* HOW TO COMPLETE THIS TASK
Start to finish, copy the data exactly.

[Items from a data source]
========================================================================
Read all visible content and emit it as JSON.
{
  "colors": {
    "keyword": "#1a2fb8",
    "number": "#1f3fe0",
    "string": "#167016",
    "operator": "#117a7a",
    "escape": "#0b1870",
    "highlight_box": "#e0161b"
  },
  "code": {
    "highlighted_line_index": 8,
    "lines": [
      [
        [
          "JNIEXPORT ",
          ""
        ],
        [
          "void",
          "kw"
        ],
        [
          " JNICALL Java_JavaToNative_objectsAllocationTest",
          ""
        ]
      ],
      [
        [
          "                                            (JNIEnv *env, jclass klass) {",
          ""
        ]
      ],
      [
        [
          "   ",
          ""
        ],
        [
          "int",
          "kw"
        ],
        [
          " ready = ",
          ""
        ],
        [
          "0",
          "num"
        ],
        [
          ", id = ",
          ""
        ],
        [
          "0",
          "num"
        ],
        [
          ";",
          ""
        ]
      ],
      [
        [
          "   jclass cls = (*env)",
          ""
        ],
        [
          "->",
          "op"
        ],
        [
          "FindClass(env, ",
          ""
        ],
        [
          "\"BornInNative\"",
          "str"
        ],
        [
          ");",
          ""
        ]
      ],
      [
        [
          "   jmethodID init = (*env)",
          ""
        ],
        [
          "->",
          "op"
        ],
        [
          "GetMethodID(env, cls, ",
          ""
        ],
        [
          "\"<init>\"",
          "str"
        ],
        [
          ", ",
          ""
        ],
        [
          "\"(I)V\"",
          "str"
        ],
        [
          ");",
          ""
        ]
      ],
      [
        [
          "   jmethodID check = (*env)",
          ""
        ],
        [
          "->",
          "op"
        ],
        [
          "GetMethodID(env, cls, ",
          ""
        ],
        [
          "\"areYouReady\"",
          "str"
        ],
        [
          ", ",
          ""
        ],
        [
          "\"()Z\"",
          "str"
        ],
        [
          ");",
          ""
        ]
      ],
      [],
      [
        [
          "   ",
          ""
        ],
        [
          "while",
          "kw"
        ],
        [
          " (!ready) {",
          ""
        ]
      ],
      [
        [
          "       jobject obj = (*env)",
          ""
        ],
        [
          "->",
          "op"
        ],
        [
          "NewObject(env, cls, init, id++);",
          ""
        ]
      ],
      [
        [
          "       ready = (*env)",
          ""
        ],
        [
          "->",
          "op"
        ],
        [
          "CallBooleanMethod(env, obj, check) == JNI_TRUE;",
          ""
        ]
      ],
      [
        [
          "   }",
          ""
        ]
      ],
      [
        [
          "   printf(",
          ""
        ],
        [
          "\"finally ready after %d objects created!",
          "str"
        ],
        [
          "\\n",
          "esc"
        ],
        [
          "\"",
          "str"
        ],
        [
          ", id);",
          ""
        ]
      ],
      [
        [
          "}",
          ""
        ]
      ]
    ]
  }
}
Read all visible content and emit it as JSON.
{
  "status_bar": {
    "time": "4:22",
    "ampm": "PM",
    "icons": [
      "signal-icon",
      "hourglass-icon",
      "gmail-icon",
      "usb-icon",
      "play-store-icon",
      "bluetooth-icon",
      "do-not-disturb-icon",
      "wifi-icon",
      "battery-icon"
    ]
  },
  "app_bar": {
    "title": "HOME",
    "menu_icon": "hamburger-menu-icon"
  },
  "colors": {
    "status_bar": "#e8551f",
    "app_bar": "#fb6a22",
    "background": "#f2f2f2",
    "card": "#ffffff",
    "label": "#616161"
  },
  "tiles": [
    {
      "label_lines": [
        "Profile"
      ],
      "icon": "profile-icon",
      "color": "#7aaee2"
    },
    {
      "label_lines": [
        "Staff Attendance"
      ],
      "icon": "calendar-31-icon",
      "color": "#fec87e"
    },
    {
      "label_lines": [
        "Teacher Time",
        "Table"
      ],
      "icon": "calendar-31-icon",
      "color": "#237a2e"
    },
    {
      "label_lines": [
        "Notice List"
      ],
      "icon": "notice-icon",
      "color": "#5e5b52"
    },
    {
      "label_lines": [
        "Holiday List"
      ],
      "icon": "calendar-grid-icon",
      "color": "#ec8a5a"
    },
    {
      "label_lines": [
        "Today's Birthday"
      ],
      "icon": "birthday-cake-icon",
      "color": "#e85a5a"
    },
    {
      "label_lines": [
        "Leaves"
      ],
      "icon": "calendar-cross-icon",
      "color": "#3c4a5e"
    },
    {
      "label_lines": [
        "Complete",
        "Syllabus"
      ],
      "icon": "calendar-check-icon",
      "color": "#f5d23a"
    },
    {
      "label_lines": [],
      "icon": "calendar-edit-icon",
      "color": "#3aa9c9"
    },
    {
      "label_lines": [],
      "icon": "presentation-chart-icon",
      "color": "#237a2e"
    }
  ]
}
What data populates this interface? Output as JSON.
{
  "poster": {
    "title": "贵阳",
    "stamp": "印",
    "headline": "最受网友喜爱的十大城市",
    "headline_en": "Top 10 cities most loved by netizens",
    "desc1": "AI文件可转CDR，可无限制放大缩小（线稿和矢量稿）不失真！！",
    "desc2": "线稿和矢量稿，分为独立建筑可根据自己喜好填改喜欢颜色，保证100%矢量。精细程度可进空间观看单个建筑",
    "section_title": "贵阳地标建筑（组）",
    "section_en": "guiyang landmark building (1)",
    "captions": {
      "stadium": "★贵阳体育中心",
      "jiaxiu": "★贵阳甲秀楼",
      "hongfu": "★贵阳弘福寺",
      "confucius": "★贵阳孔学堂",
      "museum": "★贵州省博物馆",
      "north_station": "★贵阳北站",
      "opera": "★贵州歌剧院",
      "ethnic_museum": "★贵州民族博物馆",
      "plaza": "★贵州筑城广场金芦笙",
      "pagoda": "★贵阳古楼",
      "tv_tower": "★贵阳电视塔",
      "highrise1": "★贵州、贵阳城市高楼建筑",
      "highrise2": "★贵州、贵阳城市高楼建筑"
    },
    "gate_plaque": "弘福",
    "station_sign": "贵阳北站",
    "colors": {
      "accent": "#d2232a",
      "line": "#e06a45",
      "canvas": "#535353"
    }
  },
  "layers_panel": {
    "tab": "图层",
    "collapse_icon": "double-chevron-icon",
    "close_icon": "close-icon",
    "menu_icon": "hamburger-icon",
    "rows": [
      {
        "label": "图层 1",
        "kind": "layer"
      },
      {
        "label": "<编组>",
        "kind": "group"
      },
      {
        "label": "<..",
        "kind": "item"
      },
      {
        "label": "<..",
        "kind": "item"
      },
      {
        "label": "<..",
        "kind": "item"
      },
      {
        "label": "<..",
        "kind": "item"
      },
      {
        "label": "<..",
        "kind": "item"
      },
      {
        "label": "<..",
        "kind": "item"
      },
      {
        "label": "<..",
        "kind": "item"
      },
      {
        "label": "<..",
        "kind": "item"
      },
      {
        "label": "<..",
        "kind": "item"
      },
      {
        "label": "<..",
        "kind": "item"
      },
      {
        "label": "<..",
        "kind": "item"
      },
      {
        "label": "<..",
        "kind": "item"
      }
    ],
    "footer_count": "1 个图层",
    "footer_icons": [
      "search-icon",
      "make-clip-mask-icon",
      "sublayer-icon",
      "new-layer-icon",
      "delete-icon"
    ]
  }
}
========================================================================
* EXERCISE SOLUTION
Read all visible content and emit it as JSON.
{
  "colors": {
    "keyword": "#1a2fb8",
    "number": "#1f3fe0",
    "string": "#167016",
    "operator": "#117a7a",
    "escape": "#0b1870",
    "highlight_box": "#e0161b"
  },
  "code": {
    "highlighted_line_index": 8,
    "lines": [
      [
        [
          "JNIEXPORT ",
          ""
        ],
        [
          "void",
          "kw"
        ],
        [
          " JNICALL Java_JavaToNative_objectsAllocationTest",
          ""
        ]
      ],
      [
        [
          "                                            (JNIEnv *env, jclass klass) {",
          ""
        ]
      ],
      [
        [
          "   ",
          ""
        ],
        [
          "int",
          "kw"
        ],
        [
          " ready = ",
          ""
        ],
        [
          "0",
          "num"
        ],
        [
          ", id = ",
          ""
        ],
        [
          "0",
          "num"
        ],
        [
          ";",
          ""
        ]
      ],
      [
        [
          "   jclass cls = (*env)",
          ""
        ],
        [
          "->",
          "op"
        ],
        [
          "FindClass(env, ",
          ""
        ],
        [
          "\"BornInNative\"",
          "str"
        ],
        [
          ");",
          ""
        ]
      ],
      [
        [
          "   jmethodID init = (*env)",
          ""
        ],
        [
          "->",
          "op"
        ],
        [
          "GetMethodID(env, cls, ",
          ""
        ],
        [
          "\"<init>\"",
          "str"
        ],
        [
          ", ",
          ""
        ],
        [
          "\"(I)V\"",
          "str"
        ],
        [
          ");",
          ""
        ]
      ],
      [
        [
          "   jmethodID check = (*env)",
          ""
        ],
        [
          "->",
          "op"
        ],
        [
          "GetMethodID(env, cls, ",
          ""
        ],
        [
          "\"areYouReady\"",
          "str"
        ],
        [
          ", ",
          ""
        ],
        [
          "\"()Z\"",
          "str"
        ],
        [
          ");",
          ""
        ]
      ],
      [],
      [
        [
          "   ",
          ""
        ],
        [
          "while",
          "kw"
        ],
        [
          " (!ready) {",
          ""
        ]
      ],
      [
        [
          "       jobject obj = (*env)",
          ""
        ],
        [
          "->",
          "op"
        ],
        [
          "NewObject(env, cls, init, id++);",
          ""
        ]
      ],
      [
        [
          "       ready = (*env)",
          ""
        ],
        [
          "->",
          "op"
        ],
        [
          "CallBooleanMethod(env, obj, check) == JNI_TRUE;",
          ""
        ]
      ],
      [
        [
          "   }",
          ""
        ]
      ],
      [
        [
          "   printf(",
          ""
        ],
        [
          "\"finally ready after %d objects created!",
          "str"
        ],
        [
          "\\n",
          "esc"
        ],
        [
          "\"",
          "str"
        ],
        [
          ", id);",
          ""
        ]
      ],
      [
        [
          "}",
          ""
        ]
      ]
    ]
  }
}
Read all visible content and emit it as JSON.
{
  "status_bar": {
    "time": "4:22",
    "ampm": "PM",
    "icons": [
      "signal-icon",
      "hourglass-icon",
      "gmail-icon",
      "usb-icon",
      "play-store-icon",
      "bluetooth-icon",
      "do-not-disturb-icon",
      "wifi-icon",
      "battery-icon"
    ]
  },
  "app_bar": {
    "title": "HOME",
    "menu_icon": "hamburger-menu-icon"
  },
  "colors": {
    "status_bar": "#e8551f",
    "app_bar": "#fb6a22",
    "background": "#f2f2f2",
    "card": "#ffffff",
    "label": "#616161"
  },
  "tiles": [
    {
      "label_lines": [
        "Profile"
      ],
      "icon": "profile-icon",
      "color": "#7aaee2"
    },
    {
      "label_lines": [
        "Staff Attendance"
      ],
      "icon": "calendar-31-icon",
      "color": "#fec87e"
    },
    {
      "label_lines": [
        "Teacher Time",
        "Table"
      ],
      "icon": "calendar-31-icon",
      "color": "#237a2e"
    },
    {
      "label_lines": [
        "Notice List"
      ],
      "icon": "notice-icon",
      "color": "#5e5b52"
    },
    {
      "label_lines": [
        "Holiday List"
      ],
      "icon": "calendar-grid-icon",
      "color": "#ec8a5a"
    },
    {
      "label_lines": [
        "Today's Birthday"
      ],
      "icon": "birthday-cake-icon",
      "color": "#e85a5a"
    },
    {
      "label_lines": [
        "Leaves"
      ],
      "icon": "calendar-cross-icon",
      "color": "#3c4a5e"
    },
    {
      "label_lines": [
        "Complete",
        "Syllabus"
      ],
      "icon": "calendar-check-icon",
      "color": "#f5d23a"
    },
    {
      "label_lines": [],
      "icon": "calendar-edit-icon",
      "color": "#3aa9c9"
    },
    {
      "label_lines": [],
      "icon": "presentation-chart-icon",
      "color": "#237a2e"
    }
  ]
}
What data populates this interface? Output as JSON.
{
  "poster": {
    "title": "贵阳",
    "stamp": "印",
    "headline": "最受网友喜爱的十大城市",
    "headline_en": "Top 10 cities most loved by netizens",
    "desc1": "AI文件可转CDR，可无限制放大缩小（线稿和矢量稿）不失真！！",
    "desc2": "线稿和矢量稿，分为独立建筑可根据自己喜好填改喜欢颜色，保证100%矢量。精细程度可进空间观看单个建筑",
    "section_title": "贵阳地标建筑（组）",
    "section_en": "guiyang landmark building (1)",
    "captions": {
      "stadium": "★贵阳体育中心",
      "jiaxiu": "★贵阳甲秀楼",
      "hongfu": "★贵阳弘福寺",
      "confucius": "★贵阳孔学堂",
      "museum": "★贵州省博物馆",
      "north_station": "★贵阳北站",
      "opera": "★贵州歌剧院",
      "ethnic_museum": "★贵州民族博物馆",
      "plaza": "★贵州筑城广场金芦笙",
      "pagoda": "★贵阳古楼",
      "tv_tower": "★贵阳电视塔",
      "highrise1": "★贵州、贵阳城市高楼建筑",
      "highrise2": "★贵州、贵阳城市高楼建筑"
    },
    "gate_plaque": "弘福",
    "station_sign": "贵阳北站",
    "colors": {
      "accent": "#d2232a",
      "line": "#e06a45",
      "canvas": "#535353"
    }
  },
  "layers_panel": {
    "tab": "图层",
    "collapse_icon": "double-chevron-icon",
    "close_icon": "close-icon",
    "menu_icon": "hamburger-icon",
    "rows": [
      {
        "label": "图层 1",
        "kind": "layer"
      },
      {
        "label": "<编组>",
        "kind": "group"
      },
      {
        "label": "<..",
        "kind": "item"
      },
      {
        "label": "<..",
        "kind": "item"
      },
      {
        "label": "<..",
        "kind": "item"
      },
      {
        "label": "<..",
        "kind": "item"
      },
      {
        "label": "<..",
        "kind": "item"
      },
      {
        "label": "<..",
        "kind": "item"
      },
      {
        "label": "<..",
        "kind": "item"
      },
      {
        "label": "<..",
        "kind": "item"
      },
      {
        "label": "<..",
        "kind": "item"
      },
      {
        "label": "<..",
        "kind": "item"
      },
      {
        "label": "<..",
        "kind": "item"
      },
      {
        "label": "<..",
        "kind": "item"
      }
    ],
    "footer_count": "1 个图层",
    "footer_icons": [
      "search-icon",
      "make-clip-mask-icon",
      "sublayer-icon",
      "new-layer-icon",
      "delete-icon"
    ]
  }
}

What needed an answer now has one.